- [Your objective]
Among the entries, which lines carry the string "JSON"? Copy each of them.

(Beginning of Source information)

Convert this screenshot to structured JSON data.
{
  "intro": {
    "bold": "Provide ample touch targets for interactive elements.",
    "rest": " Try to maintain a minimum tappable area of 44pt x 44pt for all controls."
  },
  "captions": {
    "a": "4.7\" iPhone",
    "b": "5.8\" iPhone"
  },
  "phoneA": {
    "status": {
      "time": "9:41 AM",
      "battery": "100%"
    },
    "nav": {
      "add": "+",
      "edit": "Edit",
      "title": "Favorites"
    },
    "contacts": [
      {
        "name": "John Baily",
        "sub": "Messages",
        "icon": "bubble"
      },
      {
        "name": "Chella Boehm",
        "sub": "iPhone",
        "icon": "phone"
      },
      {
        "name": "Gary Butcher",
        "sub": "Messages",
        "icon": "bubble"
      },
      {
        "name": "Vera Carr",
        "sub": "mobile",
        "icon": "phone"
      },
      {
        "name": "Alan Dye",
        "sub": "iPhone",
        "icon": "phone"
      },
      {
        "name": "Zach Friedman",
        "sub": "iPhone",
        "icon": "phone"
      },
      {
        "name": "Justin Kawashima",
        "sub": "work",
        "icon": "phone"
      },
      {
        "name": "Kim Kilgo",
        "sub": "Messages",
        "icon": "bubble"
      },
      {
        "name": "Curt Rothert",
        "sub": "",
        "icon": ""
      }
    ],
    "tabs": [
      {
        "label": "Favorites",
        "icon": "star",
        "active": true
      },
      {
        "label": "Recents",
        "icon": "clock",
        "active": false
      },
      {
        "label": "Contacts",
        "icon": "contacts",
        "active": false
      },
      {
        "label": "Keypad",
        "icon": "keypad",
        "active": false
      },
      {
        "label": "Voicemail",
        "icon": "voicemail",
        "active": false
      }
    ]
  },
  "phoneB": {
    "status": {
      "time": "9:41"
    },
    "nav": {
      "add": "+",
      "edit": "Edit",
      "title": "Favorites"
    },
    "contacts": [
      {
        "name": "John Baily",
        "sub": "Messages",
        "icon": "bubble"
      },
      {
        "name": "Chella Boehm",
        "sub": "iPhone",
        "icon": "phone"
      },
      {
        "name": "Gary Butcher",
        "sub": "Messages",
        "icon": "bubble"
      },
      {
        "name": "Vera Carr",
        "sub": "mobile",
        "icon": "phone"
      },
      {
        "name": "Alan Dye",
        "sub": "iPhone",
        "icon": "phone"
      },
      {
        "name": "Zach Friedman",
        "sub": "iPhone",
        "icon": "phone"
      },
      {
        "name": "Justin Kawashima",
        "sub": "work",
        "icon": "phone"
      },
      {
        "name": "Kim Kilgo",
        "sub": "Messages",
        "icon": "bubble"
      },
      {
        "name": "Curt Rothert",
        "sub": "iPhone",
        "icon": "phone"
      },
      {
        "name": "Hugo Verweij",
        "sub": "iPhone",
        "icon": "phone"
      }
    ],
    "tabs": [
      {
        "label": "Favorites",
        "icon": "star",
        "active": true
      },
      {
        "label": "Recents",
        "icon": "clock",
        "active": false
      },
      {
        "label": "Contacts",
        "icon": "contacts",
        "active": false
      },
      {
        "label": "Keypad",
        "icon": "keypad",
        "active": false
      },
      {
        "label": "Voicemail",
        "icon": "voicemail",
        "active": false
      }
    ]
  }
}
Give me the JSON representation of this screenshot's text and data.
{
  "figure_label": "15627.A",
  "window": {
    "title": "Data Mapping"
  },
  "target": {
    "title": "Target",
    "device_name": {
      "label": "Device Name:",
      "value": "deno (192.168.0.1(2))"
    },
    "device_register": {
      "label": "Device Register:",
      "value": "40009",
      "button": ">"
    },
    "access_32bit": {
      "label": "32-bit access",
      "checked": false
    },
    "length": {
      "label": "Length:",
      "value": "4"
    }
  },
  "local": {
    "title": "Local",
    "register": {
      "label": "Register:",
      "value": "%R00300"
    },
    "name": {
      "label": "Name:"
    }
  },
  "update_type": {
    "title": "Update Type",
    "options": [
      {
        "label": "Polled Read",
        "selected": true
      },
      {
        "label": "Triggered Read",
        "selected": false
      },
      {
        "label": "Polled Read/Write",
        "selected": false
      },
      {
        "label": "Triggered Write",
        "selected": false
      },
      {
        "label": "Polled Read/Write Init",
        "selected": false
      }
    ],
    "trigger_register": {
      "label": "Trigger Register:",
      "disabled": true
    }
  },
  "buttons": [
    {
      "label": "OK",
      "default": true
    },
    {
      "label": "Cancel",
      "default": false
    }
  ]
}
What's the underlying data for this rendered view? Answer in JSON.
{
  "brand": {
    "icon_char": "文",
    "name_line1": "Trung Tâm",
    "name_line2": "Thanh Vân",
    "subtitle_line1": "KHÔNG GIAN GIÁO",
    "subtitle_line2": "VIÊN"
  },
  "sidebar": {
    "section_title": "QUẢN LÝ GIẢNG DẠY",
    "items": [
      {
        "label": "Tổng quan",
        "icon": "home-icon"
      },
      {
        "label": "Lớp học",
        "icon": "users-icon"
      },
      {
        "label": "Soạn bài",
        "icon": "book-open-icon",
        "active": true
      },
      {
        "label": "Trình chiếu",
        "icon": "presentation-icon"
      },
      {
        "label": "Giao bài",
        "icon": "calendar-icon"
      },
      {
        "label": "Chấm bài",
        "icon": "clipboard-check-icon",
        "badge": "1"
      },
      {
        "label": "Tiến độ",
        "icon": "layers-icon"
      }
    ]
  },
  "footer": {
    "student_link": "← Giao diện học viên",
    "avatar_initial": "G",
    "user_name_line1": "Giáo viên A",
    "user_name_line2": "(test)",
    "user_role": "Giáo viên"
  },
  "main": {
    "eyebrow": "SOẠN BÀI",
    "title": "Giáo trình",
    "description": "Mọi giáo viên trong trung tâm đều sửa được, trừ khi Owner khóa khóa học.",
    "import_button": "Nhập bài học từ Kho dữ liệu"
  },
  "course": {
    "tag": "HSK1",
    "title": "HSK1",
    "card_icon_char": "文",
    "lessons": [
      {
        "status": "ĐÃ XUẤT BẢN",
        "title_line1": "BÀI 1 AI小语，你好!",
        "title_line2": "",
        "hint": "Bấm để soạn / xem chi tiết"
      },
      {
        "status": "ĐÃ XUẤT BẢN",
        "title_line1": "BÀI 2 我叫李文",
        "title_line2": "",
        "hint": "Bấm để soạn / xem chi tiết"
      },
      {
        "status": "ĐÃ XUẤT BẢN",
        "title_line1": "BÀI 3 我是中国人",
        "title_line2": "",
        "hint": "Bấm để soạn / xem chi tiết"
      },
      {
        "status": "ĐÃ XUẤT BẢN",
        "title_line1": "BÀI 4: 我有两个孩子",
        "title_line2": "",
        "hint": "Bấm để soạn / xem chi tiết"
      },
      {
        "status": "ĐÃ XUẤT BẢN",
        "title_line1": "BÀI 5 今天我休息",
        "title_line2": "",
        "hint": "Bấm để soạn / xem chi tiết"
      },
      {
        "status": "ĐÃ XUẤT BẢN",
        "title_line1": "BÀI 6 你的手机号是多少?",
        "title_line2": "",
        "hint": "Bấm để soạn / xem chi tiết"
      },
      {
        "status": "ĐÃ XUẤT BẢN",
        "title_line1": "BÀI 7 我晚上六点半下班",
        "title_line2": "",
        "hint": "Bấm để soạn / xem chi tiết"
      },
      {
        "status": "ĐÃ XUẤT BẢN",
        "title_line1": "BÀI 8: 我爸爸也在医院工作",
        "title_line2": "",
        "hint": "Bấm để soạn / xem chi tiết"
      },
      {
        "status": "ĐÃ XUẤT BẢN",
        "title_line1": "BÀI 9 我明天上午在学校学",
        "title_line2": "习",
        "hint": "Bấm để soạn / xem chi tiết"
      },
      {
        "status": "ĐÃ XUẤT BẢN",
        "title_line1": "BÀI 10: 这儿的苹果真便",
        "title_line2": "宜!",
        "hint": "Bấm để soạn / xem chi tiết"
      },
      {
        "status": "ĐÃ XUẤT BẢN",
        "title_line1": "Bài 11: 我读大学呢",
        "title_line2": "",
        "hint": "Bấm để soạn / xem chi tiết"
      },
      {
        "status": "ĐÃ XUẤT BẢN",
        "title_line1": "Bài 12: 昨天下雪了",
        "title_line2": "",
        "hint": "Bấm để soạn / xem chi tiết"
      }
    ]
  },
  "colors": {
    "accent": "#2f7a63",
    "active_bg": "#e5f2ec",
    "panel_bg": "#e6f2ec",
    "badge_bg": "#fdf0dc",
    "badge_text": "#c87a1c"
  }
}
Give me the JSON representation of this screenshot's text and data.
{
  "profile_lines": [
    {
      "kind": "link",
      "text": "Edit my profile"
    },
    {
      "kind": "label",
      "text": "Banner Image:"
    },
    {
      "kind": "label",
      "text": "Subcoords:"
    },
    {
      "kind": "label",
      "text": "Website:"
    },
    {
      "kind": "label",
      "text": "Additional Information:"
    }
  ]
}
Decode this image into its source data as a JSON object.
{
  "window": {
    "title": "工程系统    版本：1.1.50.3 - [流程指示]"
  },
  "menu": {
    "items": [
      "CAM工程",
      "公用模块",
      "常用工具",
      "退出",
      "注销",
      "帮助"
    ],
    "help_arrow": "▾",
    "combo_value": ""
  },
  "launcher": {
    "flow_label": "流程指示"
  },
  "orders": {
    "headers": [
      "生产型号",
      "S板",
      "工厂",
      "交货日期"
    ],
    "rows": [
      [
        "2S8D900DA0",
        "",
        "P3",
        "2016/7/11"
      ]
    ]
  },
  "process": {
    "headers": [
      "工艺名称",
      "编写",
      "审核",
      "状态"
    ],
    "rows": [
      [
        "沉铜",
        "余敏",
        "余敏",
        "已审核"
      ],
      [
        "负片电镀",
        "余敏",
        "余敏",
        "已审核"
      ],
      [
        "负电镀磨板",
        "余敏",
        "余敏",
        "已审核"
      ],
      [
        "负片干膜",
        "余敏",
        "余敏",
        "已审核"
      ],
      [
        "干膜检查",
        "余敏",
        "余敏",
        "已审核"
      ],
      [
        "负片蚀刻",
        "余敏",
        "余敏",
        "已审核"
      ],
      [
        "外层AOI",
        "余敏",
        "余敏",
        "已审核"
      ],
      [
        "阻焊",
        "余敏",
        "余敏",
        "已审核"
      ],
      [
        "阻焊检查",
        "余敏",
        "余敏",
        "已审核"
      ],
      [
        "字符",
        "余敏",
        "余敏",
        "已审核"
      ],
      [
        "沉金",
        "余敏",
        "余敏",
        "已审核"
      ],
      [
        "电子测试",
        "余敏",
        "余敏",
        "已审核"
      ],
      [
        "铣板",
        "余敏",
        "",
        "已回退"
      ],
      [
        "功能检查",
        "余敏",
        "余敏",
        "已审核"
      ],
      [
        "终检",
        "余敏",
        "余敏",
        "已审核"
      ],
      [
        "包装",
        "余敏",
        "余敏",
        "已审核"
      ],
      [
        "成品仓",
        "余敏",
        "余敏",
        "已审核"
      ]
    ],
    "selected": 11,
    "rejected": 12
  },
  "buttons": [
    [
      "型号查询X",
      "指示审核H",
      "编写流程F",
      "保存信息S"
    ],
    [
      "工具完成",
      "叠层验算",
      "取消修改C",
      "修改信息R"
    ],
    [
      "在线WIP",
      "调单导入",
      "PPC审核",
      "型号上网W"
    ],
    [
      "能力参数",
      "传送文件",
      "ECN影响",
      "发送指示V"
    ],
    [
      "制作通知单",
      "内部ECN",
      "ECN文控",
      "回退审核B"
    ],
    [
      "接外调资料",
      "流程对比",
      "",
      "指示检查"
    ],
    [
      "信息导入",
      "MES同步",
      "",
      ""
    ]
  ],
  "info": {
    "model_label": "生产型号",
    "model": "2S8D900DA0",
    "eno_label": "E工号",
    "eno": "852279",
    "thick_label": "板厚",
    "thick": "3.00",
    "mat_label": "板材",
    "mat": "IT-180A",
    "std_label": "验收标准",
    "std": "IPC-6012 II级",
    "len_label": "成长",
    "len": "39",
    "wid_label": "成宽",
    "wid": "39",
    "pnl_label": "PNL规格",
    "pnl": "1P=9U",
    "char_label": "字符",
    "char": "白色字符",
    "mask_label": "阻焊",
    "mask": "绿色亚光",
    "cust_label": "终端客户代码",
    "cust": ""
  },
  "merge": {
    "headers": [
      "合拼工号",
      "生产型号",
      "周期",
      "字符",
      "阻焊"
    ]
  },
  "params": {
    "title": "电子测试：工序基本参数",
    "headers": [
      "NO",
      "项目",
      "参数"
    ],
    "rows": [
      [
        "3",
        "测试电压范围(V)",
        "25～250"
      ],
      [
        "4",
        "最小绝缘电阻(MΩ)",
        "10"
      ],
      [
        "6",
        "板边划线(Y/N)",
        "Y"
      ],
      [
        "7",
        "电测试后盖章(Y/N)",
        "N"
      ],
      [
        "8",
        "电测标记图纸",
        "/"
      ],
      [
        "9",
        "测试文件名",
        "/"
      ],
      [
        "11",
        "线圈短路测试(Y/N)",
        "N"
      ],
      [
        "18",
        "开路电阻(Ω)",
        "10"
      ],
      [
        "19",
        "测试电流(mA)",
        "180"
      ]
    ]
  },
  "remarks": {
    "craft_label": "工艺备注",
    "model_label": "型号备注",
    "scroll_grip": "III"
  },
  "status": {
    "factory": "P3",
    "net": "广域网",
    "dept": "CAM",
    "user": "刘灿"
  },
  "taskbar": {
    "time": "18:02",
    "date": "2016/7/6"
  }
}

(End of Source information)

- [Solution]
Convert this screenshot to structured JSON data.
Give me the JSON representation of this screenshot's text and data.
What's the underlying data for this rendered view? Answer in JSON.
Give me the JSON representation of this screenshot's text and data.
Decode this image into its source data as a JSON object.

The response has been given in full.